“That’s not only economically damaging but also to their mental health and wellbeing.”

Michael Kill, chief executive of the Night-Time Industries Association, also slammed COVID passes, which were dropped in England today but can still be enforced by venues if they choose to do so.

Labeling vaccine passports a “debilitating and divisive mitigation,” Kill said they had left “many businesses now concerned that they will struggle to survive beyond February.”

As we previously highlighted, the government’s own investigation found that the evidence for the efficacy of face masks stopping the spread of COVID-19 in schools is “not conclusive.”

We previously reported on the comments of UK government SAGE adviser Dr. Colin Axon, who dismissed masks as “comfort blankets” that do virtually nothing, noting that the COVID-19 virus particle is up to 5,000 times smaller than the holes in the mask.

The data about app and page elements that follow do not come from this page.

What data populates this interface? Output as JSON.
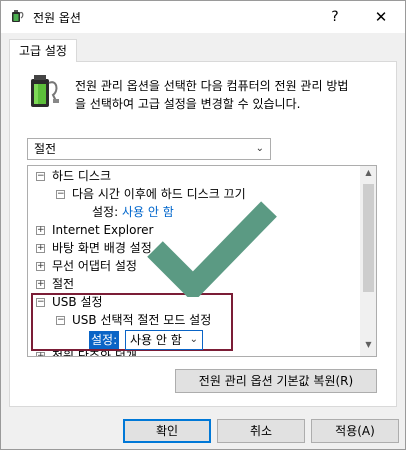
{
  "window": {
    "title": "전원 옵션",
    "help_glyph": "?",
    "close_glyph": "✕"
  },
  "tab": {
    "label": "고급 설정"
  },
  "description": {
    "line1": "전원 관리 옵션을 선택한 다음 컴퓨터의 전원 관리 방법",
    "line2": "을 선택하여 고급 설정을 변경할 수 있습니다."
  },
  "plan_select": {
    "value": "절전"
  },
  "tree": {
    "items": [
      {
        "label": "하드 디스크",
        "state": "expanded"
      },
      {
        "label": "다음 시간 이후에 하드 디스크 끄기",
        "state": "expanded"
      },
      {
        "label": "설정:",
        "value": "사용 안 함"
      },
      {
        "label": "Internet Explorer",
        "state": "collapsed"
      },
      {
        "label": "바탕 화면 배경 설정",
        "state": "collapsed"
      },
      {
        "label": "무선 어댑터 설정",
        "state": "collapsed"
      },
      {
        "label": "절전",
        "state": "collapsed"
      },
      {
        "label": "USB 설정",
        "state": "expanded"
      },
      {
        "label": "USB 선택적 절전 모드 설정",
        "state": "expanded"
      },
      {
        "label": "설정:",
        "value": "사용 안 함"
      },
      {
        "label": "전원 단추와 덮개"
      }
    ],
    "selected_setting_options": [
      "사용 안 함"
    ]
  },
  "buttons": {
    "restore": "전원 관리 옵션 기본값 복원(R)",
    "ok": "확인",
    "cancel": "취소",
    "apply": "적용(A)"
  },
  "colors": {
    "highlight_border": "#7b1d36",
    "checkmark": "#5b9a83",
    "link": "#0066cc",
    "selection": "#0a64c6"
  },
  "icons": {
    "title": "power-options-icon",
    "main": "battery-icon",
    "overlay": "checkmark-icon"
  }
}
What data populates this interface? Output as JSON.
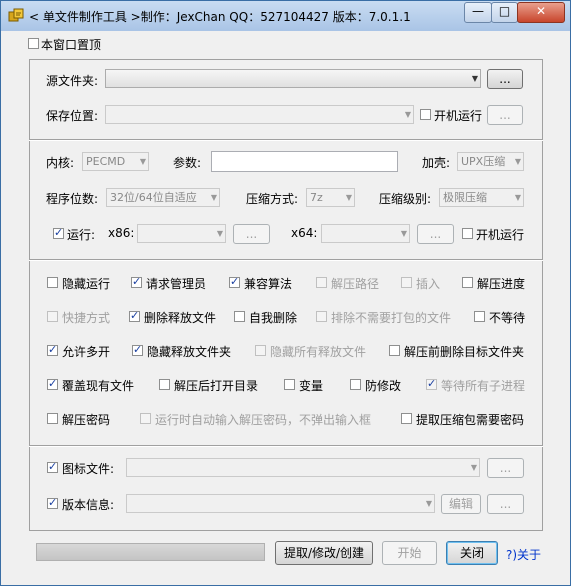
{
  "window": {
    "title": "< 单文件制作工具 >制作：JexChan  QQ：527104427  版本：7.0.1.1",
    "minimize": "—",
    "maximize": "□",
    "close": "✕"
  },
  "topmost": {
    "label": "本窗口置顶",
    "checked": false
  },
  "source": {
    "label": "源文件夹:",
    "value": "",
    "browse": "...",
    "save_label": "保存位置:",
    "save_value": "",
    "startup_label": "开机运行",
    "startup_checked": false,
    "save_browse": "..."
  },
  "core": {
    "kernel_label": "内核:",
    "kernel_value": "PECMD",
    "params_label": "参数:",
    "params_value": "",
    "shell_label": "加壳:",
    "shell_value": "UPX压缩",
    "bits_label": "程序位数:",
    "bits_value": "32位/64位自适应",
    "method_label": "压缩方式:",
    "method_value": "7z",
    "level_label": "压缩级别:",
    "level_value": "极限压缩",
    "run_label": "运行:",
    "run_checked": true,
    "x86_label": "x86:",
    "x86_value": "",
    "x86_browse": "...",
    "x64_label": "x64:",
    "x64_value": "",
    "x64_browse": "...",
    "run_startup_label": "开机运行",
    "run_startup_checked": false
  },
  "options": {
    "hide_run": "隐藏运行",
    "request_admin": "请求管理员",
    "compat": "兼容算法",
    "extract_path": "解压路径",
    "insert": "插入",
    "extract_progress": "解压进度",
    "shortcut": "快捷方式",
    "delete_released": "删除释放文件",
    "self_delete": "自我删除",
    "exclude_files": "排除不需要打包的文件",
    "no_wait": "不等待",
    "allow_multi": "允许多开",
    "hide_released_folder": "隐藏释放文件夹",
    "hide_all_released": "隐藏所有释放文件",
    "delete_target_folder": "解压前删除目标文件夹",
    "overwrite": "覆盖现有文件",
    "open_after": "解压后打开目录",
    "variable": "变量",
    "anti_modify": "防修改",
    "wait_children": "等待所有子进程",
    "extract_password": "解压密码",
    "auto_password": "运行时自动输入解压密码，不弹出输入框",
    "extract_need_password": "提取压缩包需要密码"
  },
  "resources": {
    "icon_label": "图标文件:",
    "icon_checked": true,
    "icon_value": "",
    "icon_browse": "...",
    "version_label": "版本信息:",
    "version_checked": true,
    "version_value": "",
    "edit": "编辑",
    "version_browse": "..."
  },
  "footer": {
    "progress": 0,
    "extract": "提取/修改/创建",
    "start": "开始",
    "close": "关闭",
    "about": "?)关于"
  }
}
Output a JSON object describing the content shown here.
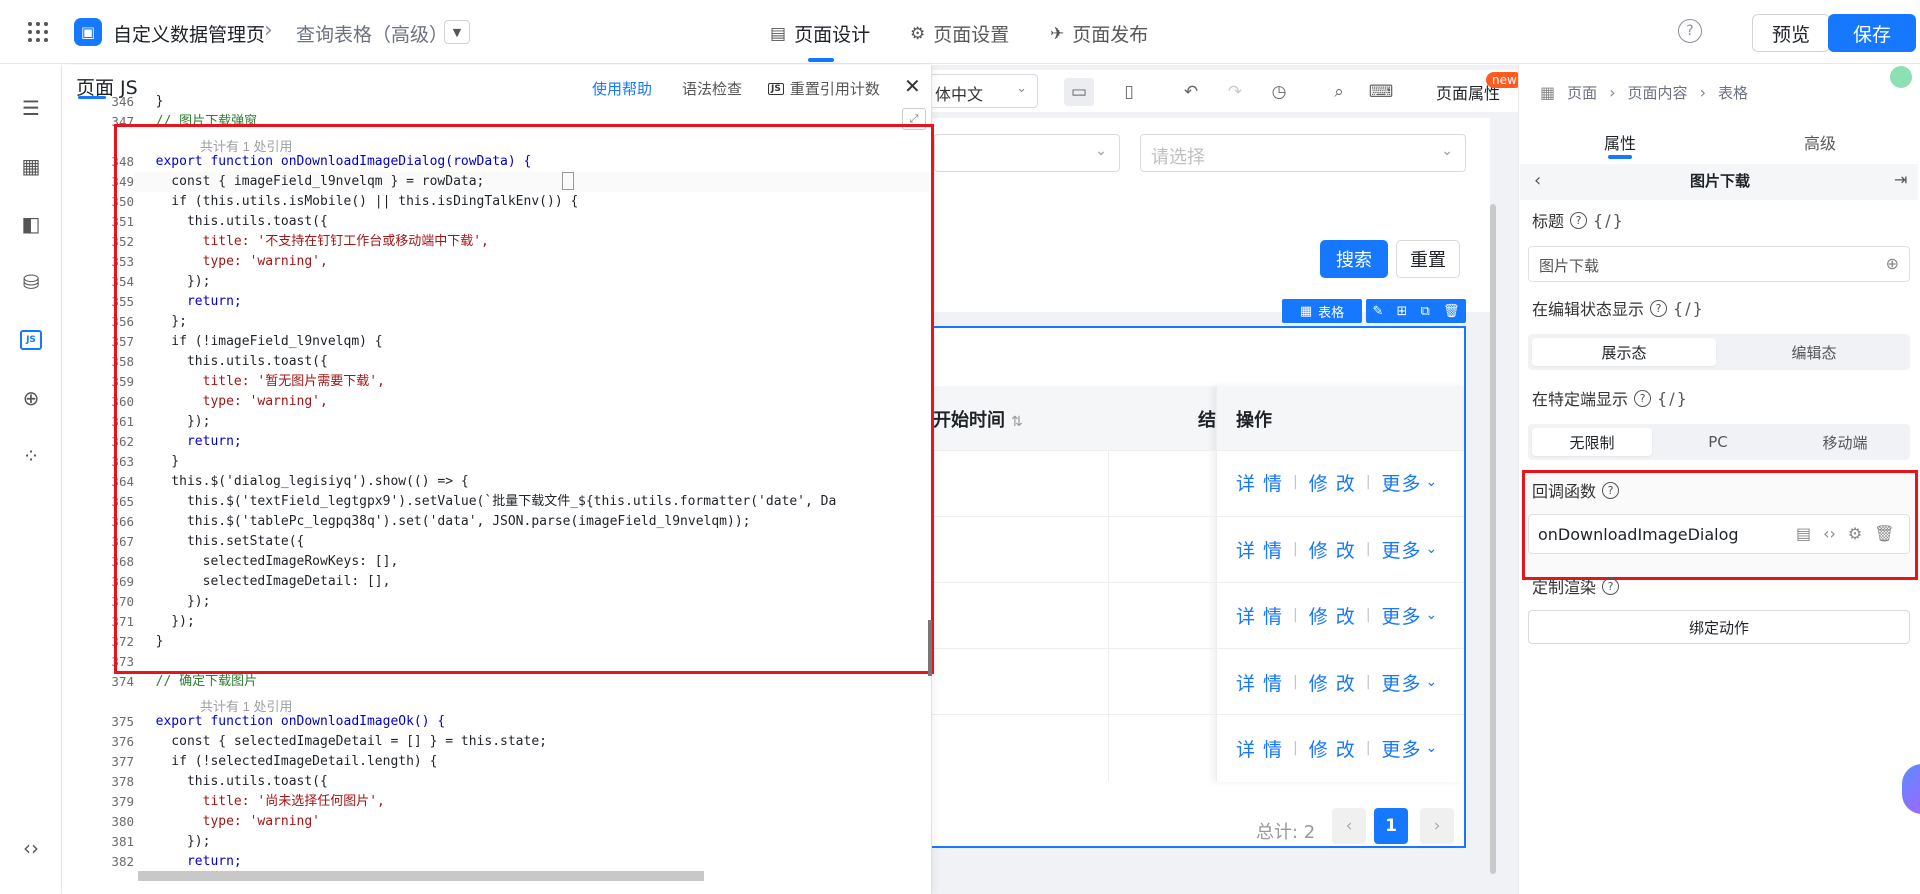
{
  "topbar": {
    "app_title": "自定义数据管理页",
    "page_name": "查询表格（高级）",
    "tabs": [
      {
        "label": "页面设计",
        "icon": "layout-icon",
        "active": true
      },
      {
        "label": "页面设置",
        "icon": "gear-icon",
        "active": false
      },
      {
        "label": "页面发布",
        "icon": "send-icon",
        "active": false
      }
    ],
    "preview_label": "预览",
    "save_label": "保存",
    "accent_color": "#1677ff"
  },
  "leftbar": {
    "icons": [
      "outline-icon",
      "components-icon",
      "layout-icon",
      "datasource-icon",
      "js-icon",
      "globe-icon",
      "apps-icon",
      "code-icon"
    ]
  },
  "js_panel": {
    "title": "页面 JS",
    "help_label": "使用帮助",
    "lint_label": "语法检查",
    "reset_label": "重置引用计数",
    "lines": [
      {
        "no": "346",
        "text": "  }"
      },
      {
        "no": "347",
        "text": "  // 图片下载弹窗"
      },
      {
        "no": "348",
        "text": "  export function onDownloadImageDialog(rowData) {"
      },
      {
        "no": "349",
        "text": "    const { imageField_l9nvelqm } = rowData;"
      },
      {
        "no": "350",
        "text": "    if (this.utils.isMobile() || this.isDingTalkEnv()) {"
      },
      {
        "no": "351",
        "text": "      this.utils.toast({"
      },
      {
        "no": "352",
        "text": "        title: '不支持在钉钉工作台或移动端中下载',"
      },
      {
        "no": "353",
        "text": "        type: 'warning',"
      },
      {
        "no": "354",
        "text": "      });"
      },
      {
        "no": "355",
        "text": "      return;"
      },
      {
        "no": "356",
        "text": "    };"
      },
      {
        "no": "357",
        "text": "    if (!imageField_l9nvelqm) {"
      },
      {
        "no": "358",
        "text": "      this.utils.toast({"
      },
      {
        "no": "359",
        "text": "        title: '暂无图片需要下载',"
      },
      {
        "no": "360",
        "text": "        type: 'warning',"
      },
      {
        "no": "361",
        "text": "      });"
      },
      {
        "no": "362",
        "text": "      return;"
      },
      {
        "no": "363",
        "text": "    }"
      },
      {
        "no": "364",
        "text": "    this.$('dialog_legisiyq').show(() => {"
      },
      {
        "no": "365",
        "text": "      this.$('textField_legtgpx9').setValue(`批量下载文件_${this.utils.formatter('date', Da"
      },
      {
        "no": "366",
        "text": "      this.$('tablePc_legpq38q').set('data', JSON.parse(imageField_l9nvelqm));"
      },
      {
        "no": "367",
        "text": "      this.setState({"
      },
      {
        "no": "368",
        "text": "        selectedImageRowKeys: [],"
      },
      {
        "no": "369",
        "text": "        selectedImageDetail: [],"
      },
      {
        "no": "370",
        "text": "      });"
      },
      {
        "no": "371",
        "text": "    });"
      },
      {
        "no": "372",
        "text": "  }"
      },
      {
        "no": "373",
        "text": ""
      },
      {
        "no": "374",
        "text": "  // 确定下载图片"
      },
      {
        "no": "375",
        "text": "  export function onDownloadImageOk() {"
      },
      {
        "no": "376",
        "text": "    const { selectedImageDetail = [] } = this.state;"
      },
      {
        "no": "377",
        "text": "    if (!selectedImageDetail.length) {"
      },
      {
        "no": "378",
        "text": "      this.utils.toast({"
      },
      {
        "no": "379",
        "text": "        title: '尚未选择任何图片',"
      },
      {
        "no": "380",
        "text": "        type: 'warning'"
      },
      {
        "no": "381",
        "text": "      });"
      },
      {
        "no": "382",
        "text": "      return;"
      }
    ],
    "ref_note_1": "共计有 1 处引用",
    "ref_note_2": "共计有 1 处引用"
  },
  "canvas": {
    "lang_select": "体中文",
    "page_attr_label": "页面属性",
    "new_badge": "new",
    "select_placeholder": "请选择",
    "search_label": "搜索",
    "reset_label": "重置",
    "table_tag_label": "表格",
    "columns": {
      "start": "开始时间",
      "end": "结",
      "op": "操作"
    },
    "row_actions": [
      {
        "detail": "详 情",
        "edit": "修 改",
        "more": "更多"
      },
      {
        "detail": "详 情",
        "edit": "修 改",
        "more": "更多"
      },
      {
        "detail": "详 情",
        "edit": "修 改",
        "more": "更多"
      },
      {
        "detail": "详 情",
        "edit": "修 改",
        "more": "更多"
      },
      {
        "detail": "详 情",
        "edit": "修 改",
        "more": "更多"
      }
    ],
    "total_label": "总计: 2",
    "current_page": "1"
  },
  "right_panel": {
    "crumbs": [
      "页面",
      "页面内容",
      "表格"
    ],
    "tabs": [
      "属性",
      "高级"
    ],
    "subtitle": "图片下载",
    "title_label": "标题",
    "title_value": "图片下载",
    "edit_state_label": "在编辑状态显示",
    "edit_state_options": [
      "展示态",
      "编辑态"
    ],
    "device_label": "在特定端显示",
    "device_options": [
      "无限制",
      "PC",
      "移动端"
    ],
    "callback_label": "回调函数",
    "callback_value": "onDownloadImageDialog",
    "custom_render_label": "定制渲染",
    "bind_action_label": "绑定动作",
    "var_tag": "{/}"
  }
}
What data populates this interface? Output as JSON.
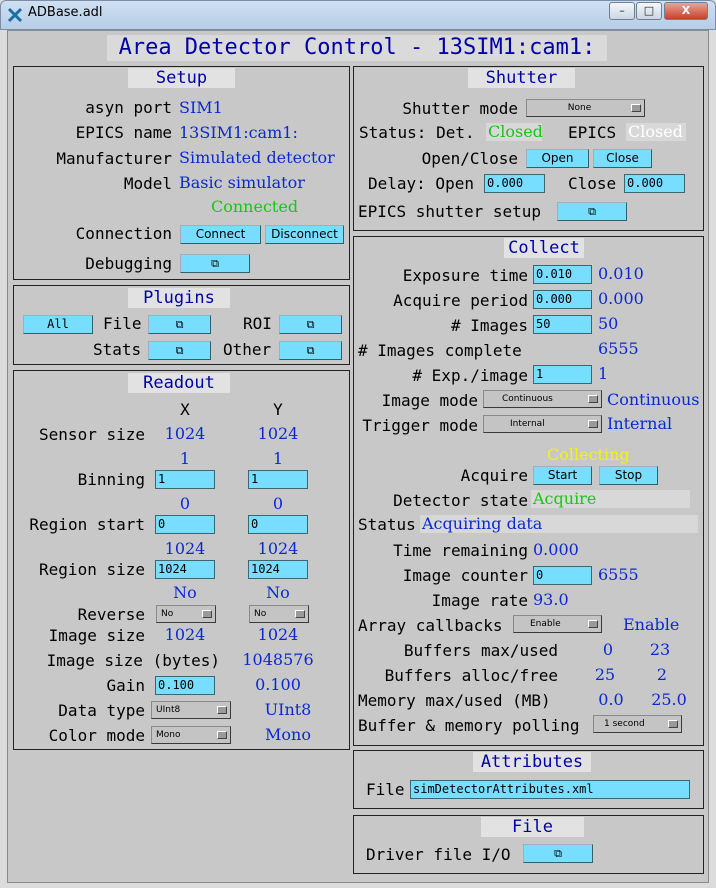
{
  "window": {
    "title": "ADBase.adl",
    "minimize": "–",
    "maximize": "□",
    "close": "X"
  },
  "main_title": "Area Detector Control - 13SIM1:cam1:",
  "setup": {
    "heading": "Setup",
    "asyn_port_label": "asyn port",
    "asyn_port": "SIM1",
    "epics_name_label": "EPICS name",
    "epics_name": "13SIM1:cam1:",
    "manufacturer_label": "Manufacturer",
    "manufacturer": "Simulated detector",
    "model_label": "Model",
    "model": "Basic simulator",
    "connection_status": "Connected",
    "connection_label": "Connection",
    "connect": "Connect",
    "disconnect": "Disconnect",
    "debugging_label": "Debugging"
  },
  "plugins": {
    "heading": "Plugins",
    "all": "All",
    "file_label": "File",
    "roi_label": "ROI",
    "stats_label": "Stats",
    "other_label": "Other"
  },
  "readout": {
    "heading": "Readout",
    "x_header": "X",
    "y_header": "Y",
    "sensor_size_label": "Sensor size",
    "sensor_x": "1024",
    "sensor_y": "1024",
    "binning_label": "Binning",
    "binning_x_rb": "1",
    "binning_y_rb": "1",
    "binning_x": "1",
    "binning_y": "1",
    "region_start_label": "Region start",
    "start_x_rb": "0",
    "start_y_rb": "0",
    "start_x": "0",
    "start_y": "0",
    "region_size_label": "Region size",
    "size_x_rb": "1024",
    "size_y_rb": "1024",
    "size_x": "1024",
    "size_y": "1024",
    "reverse_label": "Reverse",
    "reverse_x_rb": "No",
    "reverse_y_rb": "No",
    "reverse_x": "No",
    "reverse_y": "No",
    "image_size_label": "Image size",
    "image_x": "1024",
    "image_y": "1024",
    "image_bytes_label": "Image size (bytes)",
    "image_bytes": "1048576",
    "gain_label": "Gain",
    "gain": "0.100",
    "gain_rb": "0.100",
    "data_type_label": "Data type",
    "data_type": "UInt8",
    "data_type_rb": "UInt8",
    "color_mode_label": "Color mode",
    "color_mode": "Mono",
    "color_mode_rb": "Mono"
  },
  "shutter": {
    "heading": "Shutter",
    "mode_label": "Shutter mode",
    "mode": "None",
    "status_label": "Status: Det.",
    "det_status": "Closed",
    "epics_label": "EPICS",
    "epics_status": "Closed",
    "open_close_label": "Open/Close",
    "open": "Open",
    "close": "Close",
    "delay_label": "Delay: Open",
    "delay_open": "0.000",
    "close_label": "Close",
    "delay_close": "0.000",
    "setup_label": "EPICS shutter setup"
  },
  "collect": {
    "heading": "Collect",
    "exposure_label": "Exposure time",
    "exposure": "0.010",
    "exposure_rb": "0.010",
    "period_label": "Acquire period",
    "period": "0.000",
    "period_rb": "0.000",
    "images_label": "# Images",
    "images": "50",
    "images_rb": "50",
    "complete_label": "# Images complete",
    "complete": "6555",
    "exp_label": "# Exp./image",
    "exp": "1",
    "exp_rb": "1",
    "image_mode_label": "Image mode",
    "image_mode": "Continuous",
    "image_mode_rb": "Continuous",
    "trigger_label": "Trigger mode",
    "trigger": "Internal",
    "trigger_rb": "Internal",
    "collecting": "Collecting",
    "acquire_label": "Acquire",
    "start": "Start",
    "stop": "Stop",
    "det_state_label": "Detector state",
    "det_state": "Acquire",
    "status_label": "Status",
    "status": "Acquiring data",
    "time_rem_label": "Time remaining",
    "time_rem": "0.000",
    "counter_label": "Image counter",
    "counter": "0",
    "counter_rb": "6555",
    "rate_label": "Image rate",
    "rate": "93.0",
    "callbacks_label": "Array callbacks",
    "callbacks": "Enable",
    "callbacks_rb": "Enable",
    "buf_used_label": "Buffers max/used",
    "buf_max": "0",
    "buf_used": "23",
    "buf_alloc_label": "Buffers alloc/free",
    "buf_alloc": "25",
    "buf_free": "2",
    "mem_label": "Memory max/used (MB)",
    "mem_max": "0.0",
    "mem_used": "25.0",
    "polling_label": "Buffer & memory polling",
    "polling": "1 second"
  },
  "attributes": {
    "heading": "Attributes",
    "file_label": "File",
    "file": "simDetectorAttributes.xml"
  },
  "file": {
    "heading": "File",
    "driver_label": "Driver file I/O"
  }
}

“The small sizes are not easily understood but an imperfect analogy would be to imagine marbles fired at builders’ scaffolding, some might hit a pole and rebound, but obviously most will fly through,” Axon said.

A study in Denmark involving 6,000 participants also found that “there was no statistically significant difference between those who wore masks and those who did not when it came to being infected by Covid-19,” the Spectator reported.